Which lines of the data contain the string "icon"? Show each of them.
*** Records provided
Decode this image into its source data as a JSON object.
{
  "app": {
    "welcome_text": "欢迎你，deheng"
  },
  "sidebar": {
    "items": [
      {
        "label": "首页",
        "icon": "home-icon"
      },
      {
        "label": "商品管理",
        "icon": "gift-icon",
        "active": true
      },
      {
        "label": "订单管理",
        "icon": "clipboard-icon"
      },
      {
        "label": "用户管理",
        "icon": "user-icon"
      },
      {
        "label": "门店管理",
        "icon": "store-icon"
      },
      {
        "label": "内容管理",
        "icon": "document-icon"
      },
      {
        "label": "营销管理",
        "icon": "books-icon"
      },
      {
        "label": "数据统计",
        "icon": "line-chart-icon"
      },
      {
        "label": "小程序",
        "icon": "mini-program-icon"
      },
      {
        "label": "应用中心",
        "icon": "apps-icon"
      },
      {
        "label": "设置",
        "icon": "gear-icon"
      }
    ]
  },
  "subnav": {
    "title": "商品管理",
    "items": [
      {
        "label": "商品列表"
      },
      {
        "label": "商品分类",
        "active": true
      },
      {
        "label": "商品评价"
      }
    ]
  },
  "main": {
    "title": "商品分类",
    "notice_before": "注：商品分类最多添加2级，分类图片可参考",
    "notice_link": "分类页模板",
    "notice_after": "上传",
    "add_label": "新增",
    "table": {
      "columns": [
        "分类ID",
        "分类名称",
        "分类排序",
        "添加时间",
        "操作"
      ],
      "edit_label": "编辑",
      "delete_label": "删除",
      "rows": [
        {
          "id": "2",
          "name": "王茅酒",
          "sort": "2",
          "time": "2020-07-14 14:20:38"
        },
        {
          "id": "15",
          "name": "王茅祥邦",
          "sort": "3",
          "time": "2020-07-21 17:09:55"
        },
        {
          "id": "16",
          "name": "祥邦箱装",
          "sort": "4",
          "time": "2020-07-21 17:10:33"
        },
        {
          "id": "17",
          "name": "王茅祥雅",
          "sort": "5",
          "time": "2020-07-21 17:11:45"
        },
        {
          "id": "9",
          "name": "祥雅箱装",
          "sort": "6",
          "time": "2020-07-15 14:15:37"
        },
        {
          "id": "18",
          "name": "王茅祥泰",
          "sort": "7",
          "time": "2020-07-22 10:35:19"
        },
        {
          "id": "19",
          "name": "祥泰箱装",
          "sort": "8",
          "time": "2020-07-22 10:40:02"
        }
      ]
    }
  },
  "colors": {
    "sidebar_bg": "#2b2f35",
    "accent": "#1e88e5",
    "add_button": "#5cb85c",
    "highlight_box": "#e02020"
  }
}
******
### Result of this exercise
        "icon": "home-icon"
        "icon": "gift-icon",
        "icon": "clipboard-icon"
        "icon": "user-icon"
        "icon": "store-icon"
        "icon": "document-icon"
        "icon": "books-icon"
        "icon": "line-chart-icon"
        "icon": "mini-program-icon"
        "icon": "apps-icon"
        "icon": "gear-icon"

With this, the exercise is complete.